ACTION ITEM:
Retype the entries word for word, leaving nothing out.

+++

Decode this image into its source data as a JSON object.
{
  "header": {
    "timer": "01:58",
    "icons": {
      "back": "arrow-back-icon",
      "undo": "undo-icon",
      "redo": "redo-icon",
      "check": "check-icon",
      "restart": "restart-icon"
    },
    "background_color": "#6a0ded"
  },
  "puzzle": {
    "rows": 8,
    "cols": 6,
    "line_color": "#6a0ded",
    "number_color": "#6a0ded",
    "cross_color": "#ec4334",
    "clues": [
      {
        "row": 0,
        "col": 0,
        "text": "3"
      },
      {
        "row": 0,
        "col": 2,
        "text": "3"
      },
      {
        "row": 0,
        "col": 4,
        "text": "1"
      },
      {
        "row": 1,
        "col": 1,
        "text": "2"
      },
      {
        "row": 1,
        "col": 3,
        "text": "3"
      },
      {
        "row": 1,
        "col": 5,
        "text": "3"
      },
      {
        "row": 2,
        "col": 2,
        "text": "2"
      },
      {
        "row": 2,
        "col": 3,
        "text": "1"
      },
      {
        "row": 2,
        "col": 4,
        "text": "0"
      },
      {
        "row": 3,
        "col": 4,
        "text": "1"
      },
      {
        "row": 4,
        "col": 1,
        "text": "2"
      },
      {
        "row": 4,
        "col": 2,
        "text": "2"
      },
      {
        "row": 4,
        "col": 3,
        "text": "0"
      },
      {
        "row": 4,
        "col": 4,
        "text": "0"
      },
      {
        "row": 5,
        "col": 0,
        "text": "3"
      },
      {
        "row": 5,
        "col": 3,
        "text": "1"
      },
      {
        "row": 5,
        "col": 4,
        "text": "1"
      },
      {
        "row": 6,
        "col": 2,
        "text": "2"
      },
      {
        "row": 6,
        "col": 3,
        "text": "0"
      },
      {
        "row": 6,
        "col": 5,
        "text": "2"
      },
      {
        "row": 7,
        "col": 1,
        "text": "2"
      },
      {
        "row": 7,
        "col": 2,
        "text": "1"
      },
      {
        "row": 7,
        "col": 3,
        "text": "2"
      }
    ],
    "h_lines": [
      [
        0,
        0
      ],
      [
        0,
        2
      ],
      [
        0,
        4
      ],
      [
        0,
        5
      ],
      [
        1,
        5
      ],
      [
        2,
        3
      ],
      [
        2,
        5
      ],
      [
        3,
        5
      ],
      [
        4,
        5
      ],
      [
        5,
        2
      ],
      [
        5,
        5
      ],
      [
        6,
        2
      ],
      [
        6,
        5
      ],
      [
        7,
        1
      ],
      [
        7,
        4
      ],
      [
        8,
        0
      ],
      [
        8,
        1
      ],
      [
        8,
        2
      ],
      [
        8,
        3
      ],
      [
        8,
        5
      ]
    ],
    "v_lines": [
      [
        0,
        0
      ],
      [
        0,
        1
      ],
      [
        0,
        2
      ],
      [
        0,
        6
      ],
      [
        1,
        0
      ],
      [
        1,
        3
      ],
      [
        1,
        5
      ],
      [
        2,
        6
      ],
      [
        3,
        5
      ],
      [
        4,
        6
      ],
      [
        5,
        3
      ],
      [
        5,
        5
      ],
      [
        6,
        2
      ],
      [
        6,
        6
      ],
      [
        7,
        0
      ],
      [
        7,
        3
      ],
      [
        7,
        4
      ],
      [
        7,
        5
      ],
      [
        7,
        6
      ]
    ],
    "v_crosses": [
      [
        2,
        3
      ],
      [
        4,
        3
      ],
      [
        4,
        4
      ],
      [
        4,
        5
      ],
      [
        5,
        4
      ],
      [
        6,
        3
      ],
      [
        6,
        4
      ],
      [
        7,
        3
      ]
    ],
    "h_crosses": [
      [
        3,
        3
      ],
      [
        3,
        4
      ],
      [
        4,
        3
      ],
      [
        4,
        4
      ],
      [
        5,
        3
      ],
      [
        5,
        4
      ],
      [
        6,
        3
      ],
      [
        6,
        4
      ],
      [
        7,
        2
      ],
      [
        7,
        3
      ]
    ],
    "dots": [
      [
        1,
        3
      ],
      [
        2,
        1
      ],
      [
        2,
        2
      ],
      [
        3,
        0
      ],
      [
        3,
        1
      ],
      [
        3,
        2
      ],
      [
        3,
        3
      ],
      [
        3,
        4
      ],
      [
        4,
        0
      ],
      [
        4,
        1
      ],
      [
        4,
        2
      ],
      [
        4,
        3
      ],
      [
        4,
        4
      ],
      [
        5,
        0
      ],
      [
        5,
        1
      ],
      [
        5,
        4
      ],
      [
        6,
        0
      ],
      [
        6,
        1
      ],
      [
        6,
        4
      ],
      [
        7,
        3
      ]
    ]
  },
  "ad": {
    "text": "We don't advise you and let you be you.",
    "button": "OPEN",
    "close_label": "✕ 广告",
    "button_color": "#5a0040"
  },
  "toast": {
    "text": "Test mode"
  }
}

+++

TASK RESULT:
Decode this image into its source data as a JSON object.
{
  "header": {
    "timer": "01:58",
    "icons": {
      "back": "arrow-back-icon",
      "undo": "undo-icon",
      "redo": "redo-icon",
      "check": "check-icon",
      "restart": "restart-icon"
    },
    "background_color": "#6a0ded"
  },
  "puzzle": {
    "rows": 8,
    "cols": 6,
    "line_color": "#6a0ded",
    "number_color": "#6a0ded",
    "cross_color": "#ec4334",
    "clues": [
      {
        "row": 0,
        "col": 0,
        "text": "3"
      },
      {
        "row": 0,
        "col": 2,
        "text": "3"
      },
      {
        "row": 0,
        "col": 4,
        "text": "1"
      },
      {
        "row": 1,
        "col": 1,
        "text": "2"
      },
      {
        "row": 1,
        "col": 3,
        "text": "3"
      },
      {
        "row": 1,
        "col": 5,
        "text": "3"
      },
      {
        "row": 2,
        "col": 2,
        "text": "2"
      },
      {
        "row": 2,
        "col": 3,
        "text": "1"
      },
      {
        "row": 2,
        "col": 4,
        "text": "0"
      },
      {
        "row": 3,
        "col": 4,
        "text": "1"
      },
      {
        "row": 4,
        "col": 1,
        "text": "2"
      },
      {
        "row": 4,
        "col": 2,
        "text": "2"
      },
      {
        "row": 4,
        "col": 3,
        "text": "0"
      },
      {
        "row": 4,
        "col": 4,
        "text": "0"
      },
      {
        "row": 5,
        "col": 0,
        "text": "3"
      },
      {
        "row": 5,
        "col": 3,
        "text": "1"
      },
      {
        "row": 5,
        "col": 4,
        "text": "1"
      },
      {
        "row": 6,
        "col": 2,
        "text": "2"
      },
      {
        "row": 6,
        "col": 3,
        "text": "0"
      },
      {
        "row": 6,
        "col": 5,
        "text": "2"
      },
      {
        "row": 7,
        "col": 1,
        "text": "2"
      },
      {
        "row": 7,
        "col": 2,
        "text": "1"
      },
      {
        "row": 7,
        "col": 3,
        "text": "2"
      }
    ],
    "h_lines": [
      [
        0,
        0
      ],
      [
        0,
        2
      ],
      [
        0,
        4
      ],
      [
        0,
        5
      ],
      [
        1,
        5
      ],
      [
        2,
        3
      ],
      [
        2,
        5
      ],
      [
        3,
        5
      ],
      [
        4,
        5
      ],
      [
        5,
        2
      ],
      [
        5,
        5
      ],
      [
        6,
        2
      ],
      [
        6,
        5
      ],
      [
        7,
        1
      ],
      [
        7,
        4
      ],
      [
        8,
        0
      ],
      [
        8,
        1
      ],
      [
        8,
        2
      ],
      [
        8,
        3
      ],
      [
        8,
        5
      ]
    ],
    "v_lines": [
      [
        0,
        0
      ],
      [
        0,
        1
      ],
      [
        0,
        2
      ],
      [
        0,
        6
      ],
      [
        1,
        0
      ],
      [
        1,
        3
      ],
      [
        1,
        5
      ],
      [
        2,
        6
      ],
      [
        3,
        5
      ],
      [
        4,
        6
      ],
      [
        5,
        3
      ],
      [
        5,
        5
      ],
      [
        6,
        2
      ],
      [
        6,
        6
      ],
      [
        7,
        0
      ],
      [
        7,
        3
      ],
      [
        7,
        4
      ],
      [
        7,
        5
      ],
      [
        7,
        6
      ]
    ],
    "v_crosses": [
      [
        2,
        3
      ],
      [
        4,
        3
      ],
      [
        4,
        4
      ],
      [
        4,
        5
      ],
      [
        5,
        4
      ],
      [
        6,
        3
      ],
      [
        6,
        4
      ],
      [
        7,
        3
      ]
    ],
    "h_crosses": [
      [
        3,
        3
      ],
      [
        3,
        4
      ],
      [
        4,
        3
      ],
      [
        4,
        4
      ],
      [
        5,
        3
      ],
      [
        5,
        4
      ],
      [
        6,
        3
      ],
      [
        6,
        4
      ],
      [
        7,
        2
      ],
      [
        7,
        3
      ]
    ],
    "dots": [
      [
        1,
        3
      ],
      [
        2,
        1
      ],
      [
        2,
        2
      ],
      [
        3,
        0
      ],
      [
        3,
        1
      ],
      [
        3,
        2
      ],
      [
        3,
        3
      ],
      [
        3,
        4
      ],
      [
        4,
        0
      ],
      [
        4,
        1
      ],
      [
        4,
        2
      ],
      [
        4,
        3
      ],
      [
        4,
        4
      ],
      [
        5,
        0
      ],
      [
        5,
        1
      ],
      [
        5,
        4
      ],
      [
        6,
        0
      ],
      [
        6,
        1
      ],
      [
        6,
        4
      ],
      [
        7,
        3
      ]
    ]
  },
  "ad": {
    "text": "We don't advise you and let you be you.",
    "button": "OPEN",
    "close_label": "✕ 广告",
    "button_color": "#5a0040"
  },
  "toast": {
    "text": "Test mode"
  }
}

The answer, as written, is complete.